    Gendle MH, Strawderman M, Mactutus CF, Levitsky DA, Booze RM, and Strupp BJ. Alterations in reactivity to errors and sustained attention in an animal model of prenatal cocaine exposure. Developmental Brain Research, 147, 2003, 85-96 (Special Edition on Drugs of Abuse, invited contribution).

    Stangle, DE., Strawderman M, Smith D., Kuypers M, & Strupp BJ.  Repeated regimens of Succimer show different treatment efficacy in brain versus blood in a rodent model of childhood lead exposure, Environmental Health Perspectives, 112:302-308, 2004 (online, Oct. 31, 2003).

    Gendle MH, White TL, Strawderman M, Mactutus CF, Booze RM, Levitsky DA, and Strupp BJ. Enduring Effects of Prenatal Cocaine Exposure on Selective Attention and Reactivity to Errors: Evidence from an Animal Model. Behavioral Neuroscience, 118(2): 290-297, 2004.

    Driscoll LL; Carroll JC; Moon J-S; Crnic LS, Levitsky DA; Strupp BJ. Impaired Sustained attention and error-induced stereotypy in the aged Ts65Dn mouse, a mouse model of Down syndrome and Alzheimer disease. Behavioral Neuroscience, 2004, 118 (6): 1196–1205.

    Strupp BJ & Beaudin S.  Assessing the neurobehavioral effects of early toxicant exposure: A perspective from animal research. In: Bellinger D (ed.), Human Developmental Neurotoxicology, New York, NY: Taylor & Francis Group, 2006: 415-445. 

    Moon J, Beaudin AE, Crnic L, Levitsky, DA, Strupp BJ. Impairments in inhibitory control, arousal regulation and sustained attention in the fmr1 mouse model of Fragile X syndrome. Behavioral Neuroscience, 2006 Dec;120(6):1367-79.

    Grantham-McGregor S, Cheung YB, Cueto S, Glewwe P, Richter L, Strupp B; International Child Development Steering Group. Developmental potential in the first 5 years for children in developing countries. Lancet. 2007 Jan; 369(9555):60-70.

    Stangle DE, Smith D, Beaudin SA, Strawderman MS, Levitsky DA, and Strupp BJ.  Succimer chelation improves cognition and arousal regulation in lead-exposed rats but produces lasting cognitive impairment in the absence of lead exposure.  Environ Health Perspect. 2007 Feb;115(2):201-9. Epub 2006 Oct 30.

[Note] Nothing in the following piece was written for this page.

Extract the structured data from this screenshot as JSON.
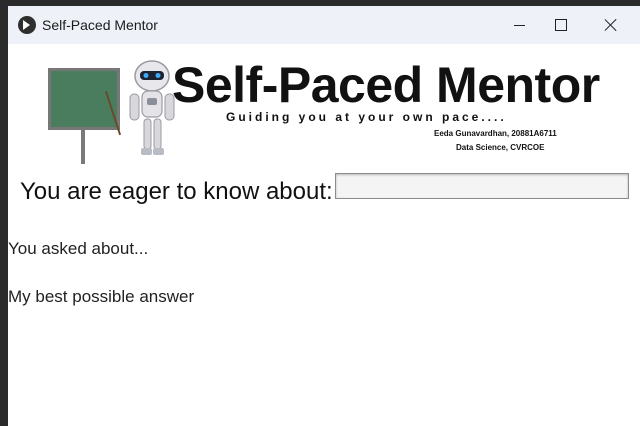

    Beaudin SA, Stangle DE., Strawderman M, Levitsky, DA, and Strupp BJ.  Succimer chelation normalizes emotion regulation in rats exposed to lead early in life:  Evidence from an olfactory conditional discrimination task with periodic omission of an expected reward. Neurotox. Teratol 29: 188–202 (2007) [Online 12 November 2006].

    McNaughton, C. H.,  Moon, J., Strawderman, M. S., Maclean K. N., Evans, J., Strupp, B. J. (2008). Evidence for social anxiety and impaired social cognition in a mouse model of Fragile X syndrome. Behav. Neurosci, 2008 Apr;122(2):293-300.

    Moon J, Ota KT, Driscoll LL, Levitsky DA, Strupp BJ (2008).  A mouse model of Fragile X syndrome exhibits heightened arousal and/or emotion following errors or reversal of contingencies.  Developmental Psychobiology, 2008 Jul;50(5):473-85


    Bushnell PJ, Strupp BJ.  Assessing Attention in Rodents. In: Buccafusco J (Ed.), Methods of Behavior Analysis in Neuroscience, 2nd Edition. New York, NY: Taylor & Francis Group, 2008.

    Beaudin SA, Gendle MH, Strupp BJ. Lasting attentional and affective dysfunction produced by prenatal cocaine exposure in a rodent model: Gender effects.  In: Gender Differences in Effects of Prenatal Substance Exposure", Lisa Kestler and Michael Lewis (Eds), American Psychological Association, in press.